*Try it*: Copy out the line bearing "Decode this image" and all the lines after it, to the very end of the material below, exactly as written.

*Exercise data*:
----------
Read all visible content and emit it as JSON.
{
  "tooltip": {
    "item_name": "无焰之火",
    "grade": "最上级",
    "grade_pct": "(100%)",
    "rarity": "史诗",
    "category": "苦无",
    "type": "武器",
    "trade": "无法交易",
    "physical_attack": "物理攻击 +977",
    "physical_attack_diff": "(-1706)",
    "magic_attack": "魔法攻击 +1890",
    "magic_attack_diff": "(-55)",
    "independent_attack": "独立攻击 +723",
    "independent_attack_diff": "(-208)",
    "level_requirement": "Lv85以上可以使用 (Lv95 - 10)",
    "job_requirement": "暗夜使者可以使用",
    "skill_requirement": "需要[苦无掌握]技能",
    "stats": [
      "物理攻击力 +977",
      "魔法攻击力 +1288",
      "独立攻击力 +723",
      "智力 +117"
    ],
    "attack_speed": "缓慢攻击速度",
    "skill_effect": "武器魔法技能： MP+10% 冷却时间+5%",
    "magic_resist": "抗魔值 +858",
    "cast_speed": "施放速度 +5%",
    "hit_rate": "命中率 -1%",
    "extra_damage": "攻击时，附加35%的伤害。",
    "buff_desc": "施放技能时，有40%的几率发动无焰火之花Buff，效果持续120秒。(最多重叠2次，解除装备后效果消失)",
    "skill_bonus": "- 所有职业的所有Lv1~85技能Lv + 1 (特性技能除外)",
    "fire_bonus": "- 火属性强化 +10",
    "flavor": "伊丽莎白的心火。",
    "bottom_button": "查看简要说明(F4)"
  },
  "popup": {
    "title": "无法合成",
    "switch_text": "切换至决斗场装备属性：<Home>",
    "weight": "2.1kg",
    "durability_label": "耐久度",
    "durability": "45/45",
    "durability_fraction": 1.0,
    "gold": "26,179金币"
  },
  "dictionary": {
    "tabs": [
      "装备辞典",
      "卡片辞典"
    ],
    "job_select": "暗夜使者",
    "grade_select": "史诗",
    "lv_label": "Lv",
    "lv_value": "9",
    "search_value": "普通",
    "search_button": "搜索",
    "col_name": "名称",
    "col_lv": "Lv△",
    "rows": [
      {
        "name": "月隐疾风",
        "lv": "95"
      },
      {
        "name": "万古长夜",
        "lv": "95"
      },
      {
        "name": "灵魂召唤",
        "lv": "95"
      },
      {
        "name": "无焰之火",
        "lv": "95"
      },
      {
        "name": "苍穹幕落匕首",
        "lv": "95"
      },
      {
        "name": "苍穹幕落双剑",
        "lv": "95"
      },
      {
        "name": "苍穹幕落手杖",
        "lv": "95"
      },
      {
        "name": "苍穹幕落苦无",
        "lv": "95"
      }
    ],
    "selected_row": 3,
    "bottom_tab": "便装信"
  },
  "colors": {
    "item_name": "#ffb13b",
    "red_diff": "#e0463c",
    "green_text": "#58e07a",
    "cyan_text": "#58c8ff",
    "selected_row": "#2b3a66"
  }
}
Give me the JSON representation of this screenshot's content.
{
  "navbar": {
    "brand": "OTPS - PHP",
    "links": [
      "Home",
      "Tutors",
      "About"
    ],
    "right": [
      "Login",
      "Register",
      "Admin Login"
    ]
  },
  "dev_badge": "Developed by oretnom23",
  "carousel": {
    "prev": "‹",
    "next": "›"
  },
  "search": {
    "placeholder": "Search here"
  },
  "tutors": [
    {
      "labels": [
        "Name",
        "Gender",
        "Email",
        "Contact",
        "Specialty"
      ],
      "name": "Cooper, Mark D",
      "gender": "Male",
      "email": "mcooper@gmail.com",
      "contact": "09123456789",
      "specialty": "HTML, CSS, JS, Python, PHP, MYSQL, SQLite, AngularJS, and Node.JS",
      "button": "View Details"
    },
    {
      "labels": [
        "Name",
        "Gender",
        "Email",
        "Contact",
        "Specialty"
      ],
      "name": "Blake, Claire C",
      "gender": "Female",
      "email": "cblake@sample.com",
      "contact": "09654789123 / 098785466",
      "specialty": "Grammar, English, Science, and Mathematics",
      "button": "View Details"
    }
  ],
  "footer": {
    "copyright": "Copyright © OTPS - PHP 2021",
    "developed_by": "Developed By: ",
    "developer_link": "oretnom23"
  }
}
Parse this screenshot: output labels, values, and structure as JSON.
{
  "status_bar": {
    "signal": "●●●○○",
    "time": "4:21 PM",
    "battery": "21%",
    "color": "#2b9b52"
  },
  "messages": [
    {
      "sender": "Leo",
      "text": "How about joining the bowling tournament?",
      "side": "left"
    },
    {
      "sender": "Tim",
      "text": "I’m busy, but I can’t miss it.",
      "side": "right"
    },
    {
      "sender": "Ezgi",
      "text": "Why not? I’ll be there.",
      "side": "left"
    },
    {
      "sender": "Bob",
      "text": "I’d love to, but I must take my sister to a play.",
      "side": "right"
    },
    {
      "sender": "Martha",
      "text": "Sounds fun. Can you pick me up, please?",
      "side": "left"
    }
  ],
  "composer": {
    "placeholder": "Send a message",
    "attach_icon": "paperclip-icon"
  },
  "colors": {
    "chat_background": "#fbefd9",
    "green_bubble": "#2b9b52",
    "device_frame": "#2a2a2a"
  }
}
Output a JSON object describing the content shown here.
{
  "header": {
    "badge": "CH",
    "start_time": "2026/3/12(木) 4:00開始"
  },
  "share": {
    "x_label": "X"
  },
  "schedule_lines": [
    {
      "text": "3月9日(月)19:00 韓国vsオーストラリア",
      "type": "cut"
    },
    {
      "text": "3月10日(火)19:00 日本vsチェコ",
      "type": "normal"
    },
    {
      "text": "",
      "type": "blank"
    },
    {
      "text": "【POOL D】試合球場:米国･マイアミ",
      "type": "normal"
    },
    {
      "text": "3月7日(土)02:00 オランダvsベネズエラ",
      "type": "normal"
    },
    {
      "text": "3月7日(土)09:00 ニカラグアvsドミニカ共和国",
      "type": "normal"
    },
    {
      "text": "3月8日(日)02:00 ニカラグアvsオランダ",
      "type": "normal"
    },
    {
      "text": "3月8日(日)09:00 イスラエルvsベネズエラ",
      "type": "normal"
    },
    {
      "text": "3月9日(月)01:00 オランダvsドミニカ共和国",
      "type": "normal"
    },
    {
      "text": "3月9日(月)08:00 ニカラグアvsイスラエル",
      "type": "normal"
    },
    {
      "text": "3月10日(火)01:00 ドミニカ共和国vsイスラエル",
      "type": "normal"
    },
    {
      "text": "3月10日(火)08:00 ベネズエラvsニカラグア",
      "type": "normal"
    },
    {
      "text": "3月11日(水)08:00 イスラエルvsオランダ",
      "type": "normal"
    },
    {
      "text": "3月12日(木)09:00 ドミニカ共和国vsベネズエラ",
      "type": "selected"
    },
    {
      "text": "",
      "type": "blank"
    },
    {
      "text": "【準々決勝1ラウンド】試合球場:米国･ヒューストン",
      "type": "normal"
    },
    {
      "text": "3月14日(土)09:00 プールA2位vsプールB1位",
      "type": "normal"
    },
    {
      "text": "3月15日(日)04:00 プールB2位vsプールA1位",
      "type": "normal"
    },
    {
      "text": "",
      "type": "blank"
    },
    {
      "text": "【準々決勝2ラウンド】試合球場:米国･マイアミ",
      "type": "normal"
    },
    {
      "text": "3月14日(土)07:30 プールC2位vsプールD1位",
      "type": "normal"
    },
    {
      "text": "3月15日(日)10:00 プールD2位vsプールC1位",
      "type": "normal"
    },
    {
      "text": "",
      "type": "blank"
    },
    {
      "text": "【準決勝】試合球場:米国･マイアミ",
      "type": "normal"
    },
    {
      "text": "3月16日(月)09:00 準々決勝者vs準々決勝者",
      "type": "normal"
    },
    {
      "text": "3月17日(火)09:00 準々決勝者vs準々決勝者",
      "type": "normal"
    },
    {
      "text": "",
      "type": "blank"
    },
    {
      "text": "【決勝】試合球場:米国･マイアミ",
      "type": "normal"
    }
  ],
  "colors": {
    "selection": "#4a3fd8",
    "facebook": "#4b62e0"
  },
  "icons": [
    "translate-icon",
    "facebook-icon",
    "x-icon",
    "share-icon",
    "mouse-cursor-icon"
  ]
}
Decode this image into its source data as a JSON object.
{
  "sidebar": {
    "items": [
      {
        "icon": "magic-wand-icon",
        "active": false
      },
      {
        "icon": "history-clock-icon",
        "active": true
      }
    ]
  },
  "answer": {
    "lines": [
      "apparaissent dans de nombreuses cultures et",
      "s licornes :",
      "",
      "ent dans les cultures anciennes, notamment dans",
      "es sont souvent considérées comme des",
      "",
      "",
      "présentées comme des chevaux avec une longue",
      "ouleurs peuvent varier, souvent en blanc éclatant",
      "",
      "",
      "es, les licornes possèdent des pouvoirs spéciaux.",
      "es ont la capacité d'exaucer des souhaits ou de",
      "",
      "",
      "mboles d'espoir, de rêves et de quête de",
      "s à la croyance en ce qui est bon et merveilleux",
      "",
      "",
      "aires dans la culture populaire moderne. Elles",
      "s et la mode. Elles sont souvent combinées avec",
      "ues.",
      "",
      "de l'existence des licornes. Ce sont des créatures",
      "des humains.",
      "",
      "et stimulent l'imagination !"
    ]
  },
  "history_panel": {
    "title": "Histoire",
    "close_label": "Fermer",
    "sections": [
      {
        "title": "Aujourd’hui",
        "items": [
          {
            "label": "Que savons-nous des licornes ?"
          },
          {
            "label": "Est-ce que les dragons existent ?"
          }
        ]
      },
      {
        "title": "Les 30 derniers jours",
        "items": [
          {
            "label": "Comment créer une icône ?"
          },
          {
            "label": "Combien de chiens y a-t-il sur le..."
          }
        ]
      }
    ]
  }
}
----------
*Written solution*:
Decode this image into its source data as a JSON object.
{
  "sidebar": {
    "items": [
      {
        "icon": "magic-wand-icon",
        "active": false
      },
      {
        "icon": "history-clock-icon",
        "active": true
      }
    ]
  },
  "answer": {
    "lines": [
      "apparaissent dans de nombreuses cultures et",
      "s licornes :",
      "",
      "ent dans les cultures anciennes, notamment dans",
      "es sont souvent considérées comme des",
      "",
      "",
      "présentées comme des chevaux avec une longue",
      "ouleurs peuvent varier, souvent en blanc éclatant",
      "",
      "",
      "es, les licornes possèdent des pouvoirs spéciaux.",
      "es ont la capacité d'exaucer des souhaits ou de",
      "",
      "",
      "mboles d'espoir, de rêves et de quête de",
      "s à la croyance en ce qui est bon et merveilleux",
      "",
      "",
      "aires dans la culture populaire moderne. Elles",
      "s et la mode. Elles sont souvent combinées avec",
      "ues.",
      "",
      "de l'existence des licornes. Ce sont des créatures",
      "des humains.",
      "",
      "et stimulent l'imagination !"
    ]
  },
  "history_panel": {
    "title": "Histoire",
    "close_label": "Fermer",
    "sections": [
      {
        "title": "Aujourd’hui",
        "items": [
          {
            "label": "Que savons-nous des licornes ?"
          },
          {
            "label": "Est-ce que les dragons existent ?"
          }
        ]
      },
      {
        "title": "Les 30 derniers jours",
        "items": [
          {
            "label": "Comment créer une icône ?"
          },
          {
            "label": "Combien de chiens y a-t-il sur le..."
          }
        ]
      }
    ]
  }
}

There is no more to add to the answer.